It was on the fourth consecutive day that the matter of commissioner Phil Hogan’s activities in Ireland hijacked the European Commission’s daily press briefing that seasoned Brussels correspondents began asking when they had ever seen a story run so long.
After rounds of questions from Politico, the Guardian, and Italy’s Il Foglio, the affair began to be compared to the so-called Selmayrgate, a long-running controversy surrounding German official Martin Selmayr, a figure of Machiavellian reputation nicknamed the Beast of the Berlaymont.
When Hogan’s difficulty first came to the attention of Brussels last Friday, it seemed like a matter that could easily blow over: a golf dinner back home that as far as the commission was concerned their man had attended in good faith.
But spokeswoman Dana Spinant was to volunteer an additional claim that day that would become crucial to why the story refused to die.
“Upon his return from Brussels to Ireland for the summer holidays he had self-isolated himself for 14 days in accordance with the local regulations in Ireland,” Spinant told journalists. “This is an example of how seriously he takes rules and regulations on Covid-19.”
Within days Hogan had admitted he in fact cut short his quarantine period to play golf in Co Limerick, and eyewitnesses came forward to say they saw him publicly socialising in the K Club in his supposed period of self-isolation.
It wasn’t the initial flouting of rules, but the continued drip of revelations that appeared to show Hogan had misled his boss and allowed spokespeople to give untrue accounts that caused the mood to darken.
When yet more revelations emerged that poked holes in an account furnished to the commission that he claimed was comprehensive, a WhatsApp message issued from an official in the Berlaymont late on Tuesday that read “This is it”.
Even supporters were genuinely at a loss to understand why Hogan had continued to conceal details, which on their revelation further undermined him and built momentum for his downfall.
“It seems so minimal,” one observer remarked of his initial offences. “So why is he allowing there to be a new revelation every day? Why did he not come clean in the first instance?”
Hogan’s departure pleases few. He was viewed as effective in the post, and a valued defender of free trade against protectionist impulses, particularly among the northern countries of the EU’s so-called Hansa League.

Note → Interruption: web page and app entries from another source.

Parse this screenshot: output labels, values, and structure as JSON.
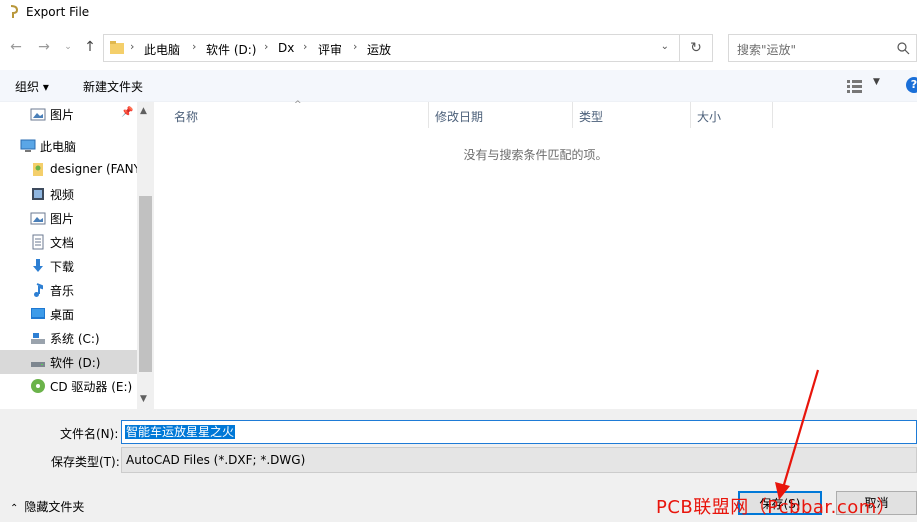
{
  "window": {
    "title": "Export File"
  },
  "nav": {
    "breadcrumbs": [
      "此电脑",
      "软件 (D:)",
      "Dx",
      "评审",
      "运放"
    ],
    "search_placeholder": "搜索\"运放\""
  },
  "toolbar": {
    "organize_label": "组织 ▾",
    "new_folder_label": "新建文件夹"
  },
  "sidebar": {
    "items": [
      {
        "label": "图片",
        "icon": "pictures-icon"
      },
      {
        "label": "此电脑",
        "icon": "computer-icon"
      },
      {
        "label": "designer (FANY",
        "icon": "user-folder-icon"
      },
      {
        "label": "视频",
        "icon": "video-icon"
      },
      {
        "label": "图片",
        "icon": "pictures-icon"
      },
      {
        "label": "文档",
        "icon": "documents-icon"
      },
      {
        "label": "下载",
        "icon": "download-icon"
      },
      {
        "label": "音乐",
        "icon": "music-icon"
      },
      {
        "label": "桌面",
        "icon": "desktop-icon"
      },
      {
        "label": "系统 (C:)",
        "icon": "drive-c-icon"
      },
      {
        "label": "软件 (D:)",
        "icon": "drive-d-icon"
      },
      {
        "label": "CD 驱动器 (E:) H",
        "icon": "cd-drive-icon"
      }
    ]
  },
  "filelist": {
    "columns": [
      "名称",
      "修改日期",
      "类型",
      "大小"
    ],
    "empty_message": "没有与搜索条件匹配的项。"
  },
  "form": {
    "filename_label": "文件名(N):",
    "filename_value": "智能车运放星星之火",
    "filetype_label": "保存类型(T):",
    "filetype_value": "AutoCAD Files (*.DXF; *.DWG)",
    "hide_folders_label": "隐藏文件夹",
    "save_label": "保存(S)",
    "cancel_label": "取消"
  },
  "overlay": {
    "watermark": "PCB联盟网（Pcbbar.com）"
  },
  "colors": {
    "accent": "#0078d7",
    "selection": "#cce4f7",
    "watermark": "#e8150c"
  }
}
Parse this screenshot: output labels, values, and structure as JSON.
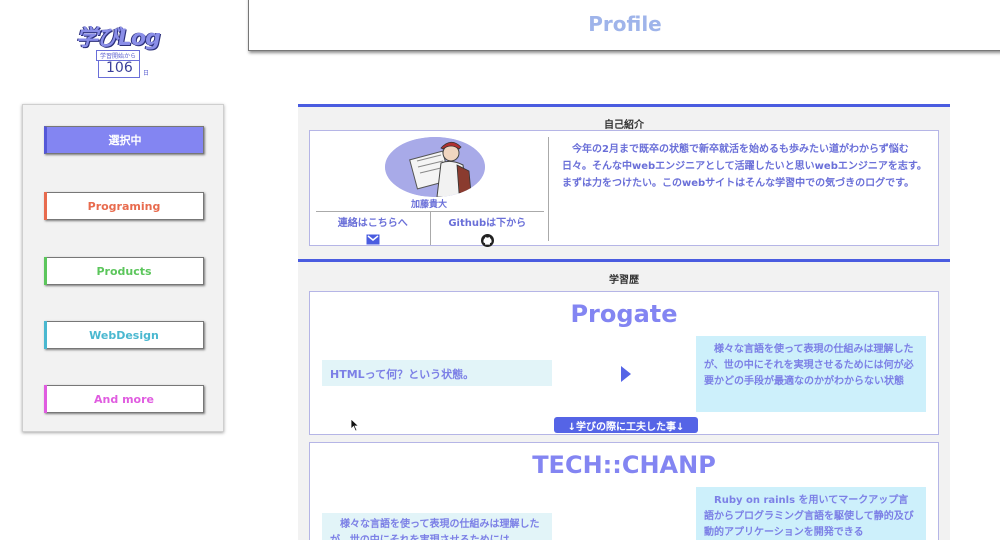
{
  "logo": {
    "title": "学びLog",
    "subtitle": "学習開始から",
    "count": "106",
    "unit": "日"
  },
  "header": {
    "title": "Profile"
  },
  "sidebar": {
    "items": [
      {
        "label": "選択中",
        "color": "#ffffff",
        "edge": "#5558d8",
        "active": true
      },
      {
        "label": "Programing",
        "color": "#e86b4e",
        "edge": "#e86b4e"
      },
      {
        "label": "Products",
        "color": "#5cc65c",
        "edge": "#5cc65c"
      },
      {
        "label": "WebDesign",
        "color": "#4ab8d0",
        "edge": "#4ab8d0"
      },
      {
        "label": "And more",
        "color": "#e05ce0",
        "edge": "#e05ce0"
      }
    ]
  },
  "intro": {
    "section_title": "自己紹介",
    "name": "加藤貴大",
    "contact_label": "連絡はこちらへ",
    "contact_icon": "mail-icon",
    "github_label": "Githubは下から",
    "github_icon": "github-icon",
    "text": "今年の2月まで既卒の状態で新卒就活を始めるも歩みたい道がわからず悩む日々。そんな中webエンジニアとして活躍したいと思いwebエンジニアを志す。まずは力をつけたい。このwebサイトはそんな学習中での気づきのログです。"
  },
  "history": {
    "section_title": "学習歴",
    "courses": [
      {
        "title": "Progate",
        "before": "HTMLって何？という状態。",
        "after": "様々な言語を使って表現の仕組みは理解したが、世の中にそれを実現させるためには何が必要かどの手段が最適なのかがわからない状態",
        "tip_button": "↓学びの際に工夫した事↓"
      },
      {
        "title": "TECH::CHANP",
        "before": "様々な言語を使って表現の仕組みは理解したが、世の中にそれを実現させるためには",
        "after": "Ruby on rainls を用いてマークアップ言語からプログラミング言語を駆使して静的及び動的アプリケーションを開発できる"
      }
    ]
  },
  "colors": {
    "accent": "#8385f2",
    "section_bar": "#4a5ce0",
    "text": "#6a6fd8"
  }
}
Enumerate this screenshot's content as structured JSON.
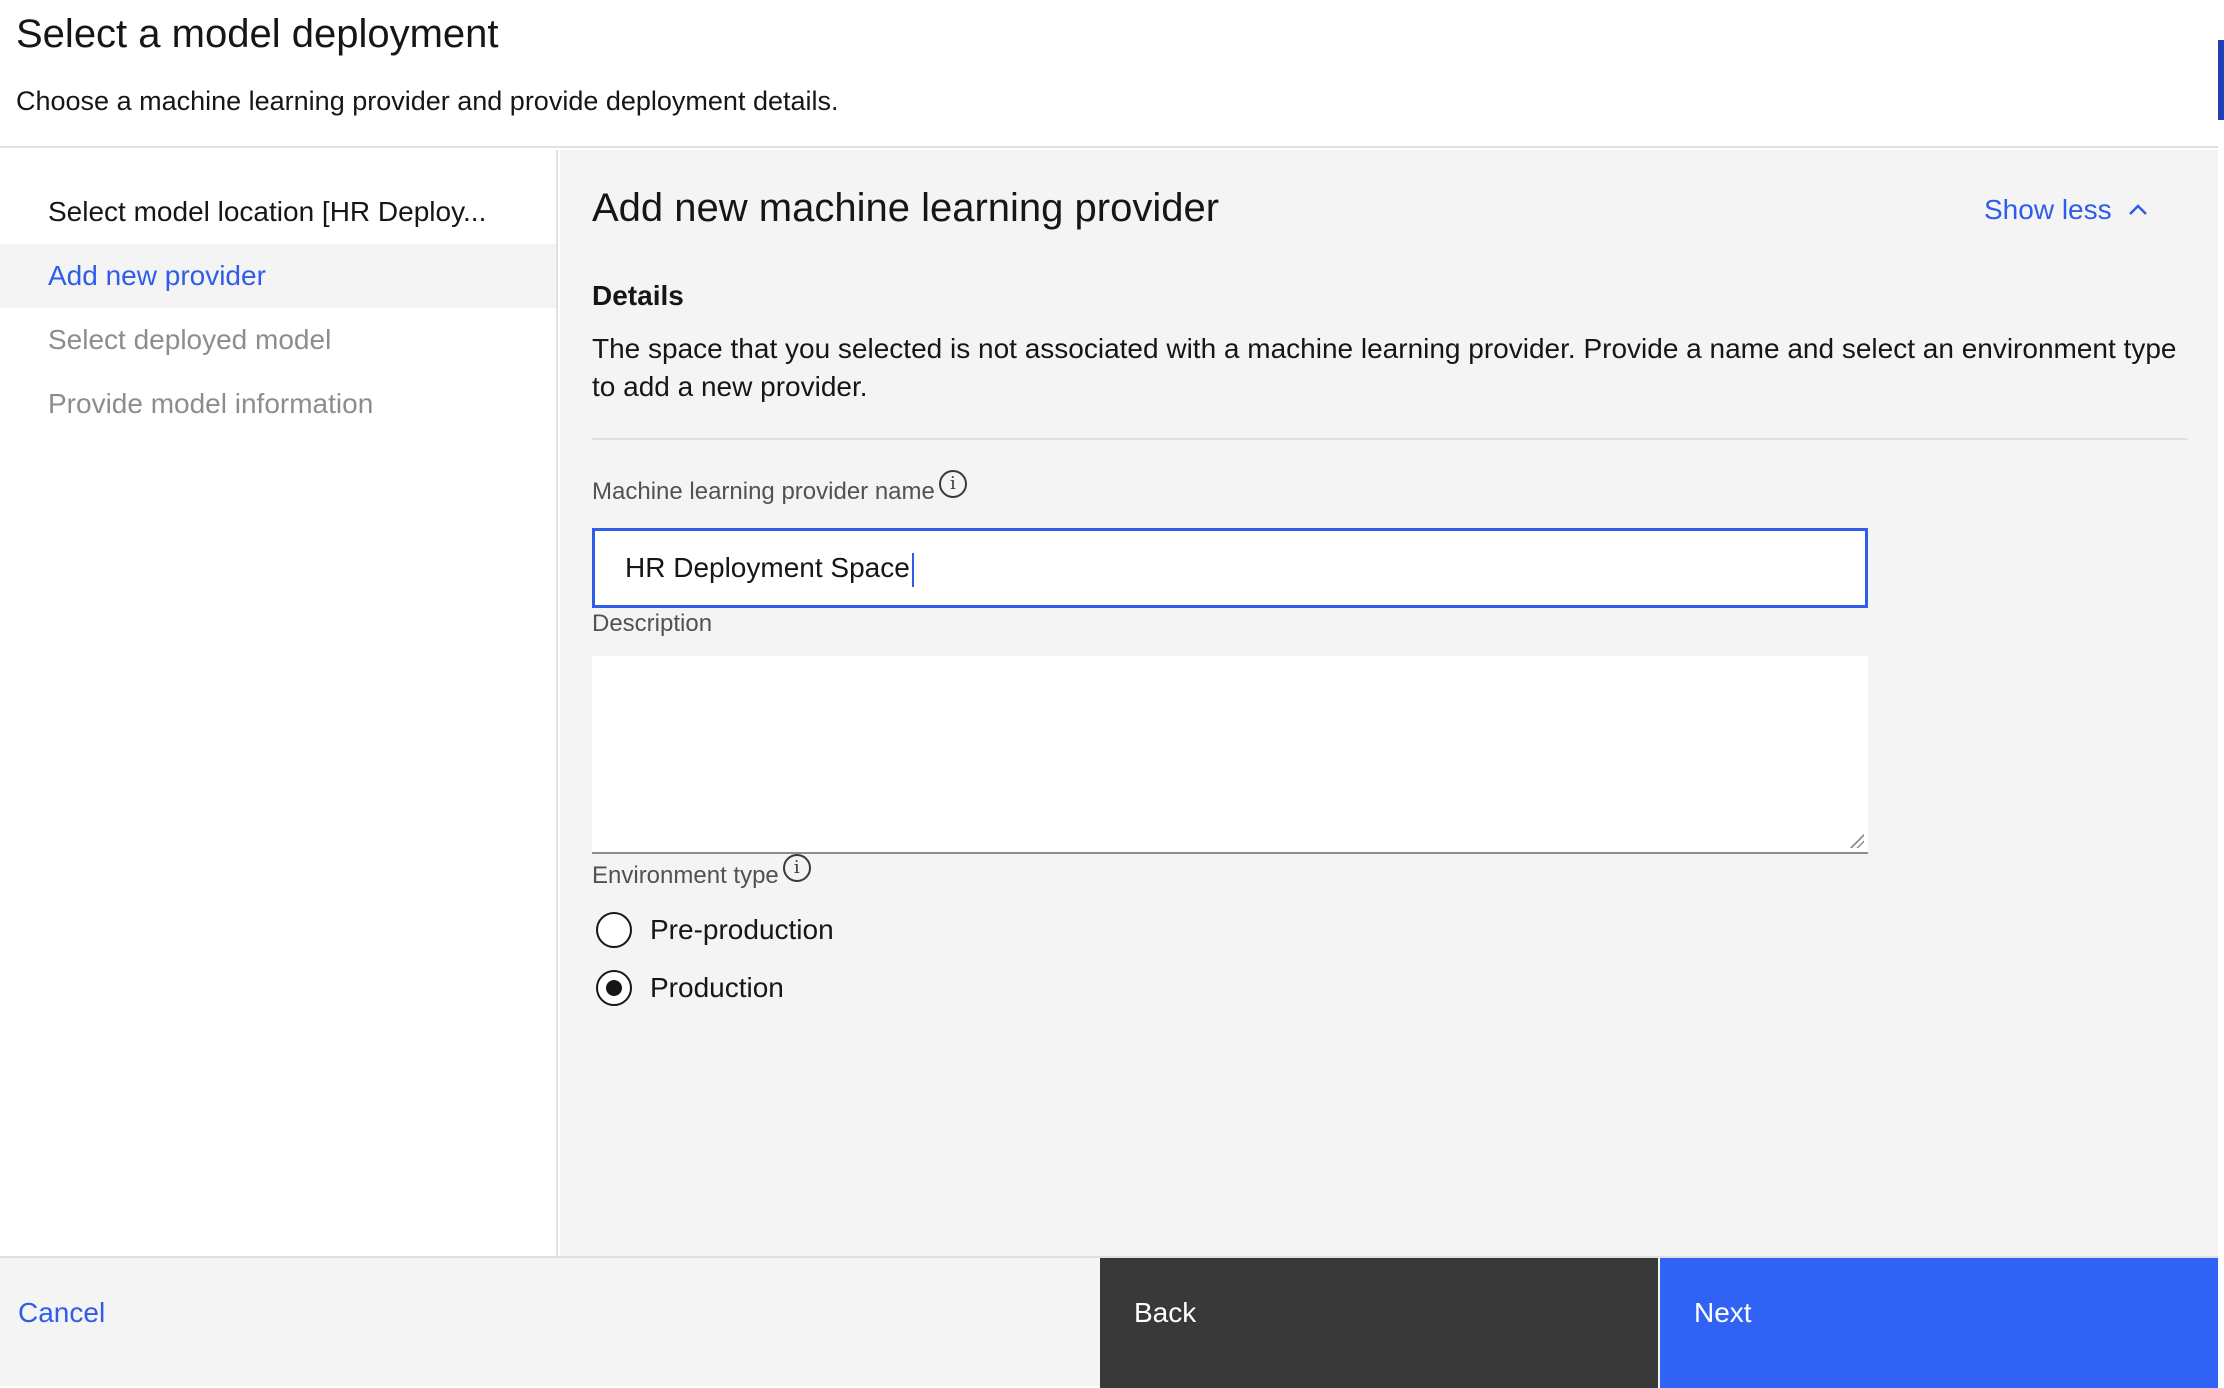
{
  "header": {
    "title": "Select a model deployment",
    "subtitle": "Choose a machine learning provider and provide deployment details."
  },
  "steps": [
    {
      "label": "Select model location [HR Deploy...",
      "state": "done"
    },
    {
      "label": "Add new provider",
      "state": "active"
    },
    {
      "label": "Select deployed model",
      "state": "pending"
    },
    {
      "label": "Provide model information",
      "state": "pending"
    }
  ],
  "main": {
    "heading": "Add new machine learning provider",
    "show_less": "Show less",
    "details_title": "Details",
    "details_text": "The space that you selected is not associated with a machine learning provider. Provide a name and select an environment type to add a new provider.",
    "name_label": "Machine learning provider name",
    "name_value": "HR Deployment Space",
    "description_label": "Description",
    "description_value": "",
    "environment_label": "Environment type",
    "radio_options": [
      {
        "label": "Pre-production",
        "checked": false
      },
      {
        "label": "Production",
        "checked": true
      }
    ]
  },
  "footer": {
    "cancel": "Cancel",
    "back": "Back",
    "next": "Next"
  },
  "colors": {
    "accent": "#2f5ce8",
    "primary_button": "#2f62f5",
    "secondary_button": "#393939"
  },
  "icons": [
    "info-icon",
    "chevron-up-icon"
  ]
}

But by Wednesday he had so damaged his image as a clever political operator that he could only have stayed as a much weakened figure, owing his position to the discretion of European Commission president Urusla von der Leyen, and far from the powerhouse he had been.
Given the circumstances, even some of his staunchest allies came to view his departure as for the best.
There was a glimpse of the work left unaccomplished in what was to be his last public appearance as trade commissioner, an online conference hosted by the EU’s delegation to the United States on the Republican National Convention sidelines, at which he praised the importance of transatlantic trade.
“I do appreciate the very strong collaboration that I have developed with Ambassador Lighthizer and his team,” Hogan said in reference to the US trade representative. “I am very anxious to continue that collaboration with him.”
But as he spoke, discussion was already under way as to who could be his replacement.
According to well-placed analysis, Dublin has a shot at retaining the influential trade portfolio. But only if the Government does not pick a high-profile Irish politician, but instead nominates someone with a more technical background to the liking of von der Leyen.
Lobbying has already begun for the plum job, and Hogan’s supporters are now keen to keep it from falling into the hands of one of the powerful states with a more protectionist bent, such as France, Italy, or Spain.